Day: Thursday 22 September
Time: 09:35 - 10:00 CEST
Location: Room Paris South, Level 3, Hall 7, Paris Convention Centre
The James Webb space telescope has been successfully launched on the 25th of December 2021 by an Ariane rocket. With a primary mirror of 6.5m in size, it is the largest telescope in space. The telescope is equipped with four scientific instruments: 3 instruments providing observation in the 0.6 – 5 microns wavelength range: NIRCAM, NIRSPEC and NIRISS and one instrument dedicated to the 5 – 28 microns wavelength range : MIRI. Webb is a NASA flagship mission with participation of Europe through the European Space Agency (ESA) and Canada through the Canadian Space Agency (CSA).
France has been strongly involved in the MIRI instrument. MIRI is an instrument provided by a consortium of laboratories under the leadership of Gillian Wright from the Royal Observatory of Eddinburg. The French contribution has been focused on the imager part of MIRI: MIRIm. Three modes of observations are possible with MIRIm:
- imaging with a pixel field of view of 0.11 arcsecond, a field of view of 74x113 arcsecond2 and a choice between 9 filters,
- slit or slitless spectroscopy at low spectral resolution (R =100 at 7 microns) over the 5-11 microns wavelength range, and
- coronagraphy with a set of 4 quadrant phase masks (first time in space) and a classical Lyot mask.

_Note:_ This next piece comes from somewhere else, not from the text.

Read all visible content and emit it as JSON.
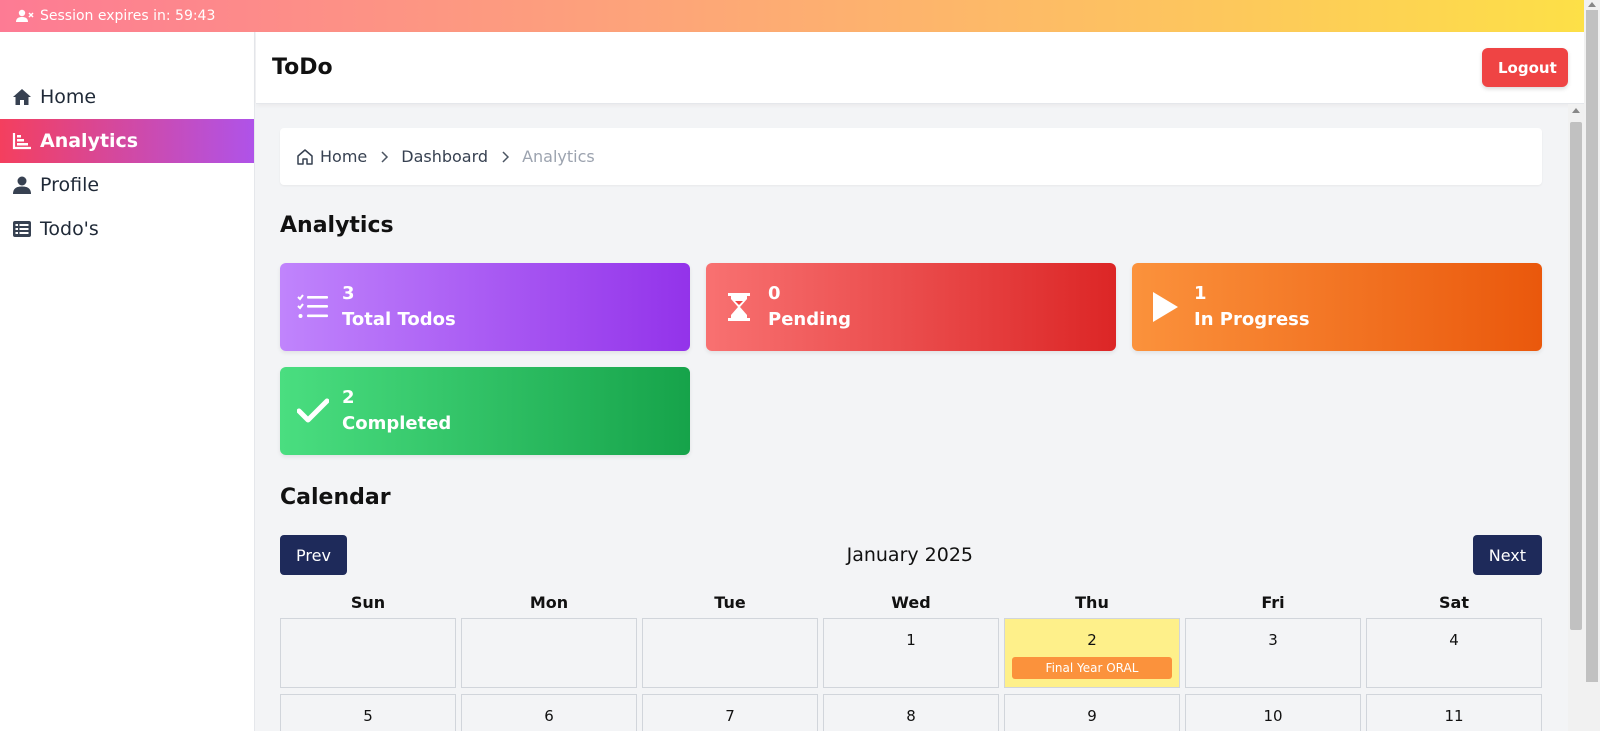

The instrument is fully commissioned, achieving exquisite image quality and meeting or exceeding the requirements. The first scientific observations have been made to public in July. During our talk at the IAC we will present the French contribution, describe MIRIm, present the performance of the various modes of MIRIm, as well as first scientific observations.
Director of Research, Laboratoire d’Etudes Spatiales et d’Instrumentation en Astrophysique, Paris Observatory
Senior Astrophysicist, Commissariat à l’Energie Atomique et aux Energies Alternatives (CEA)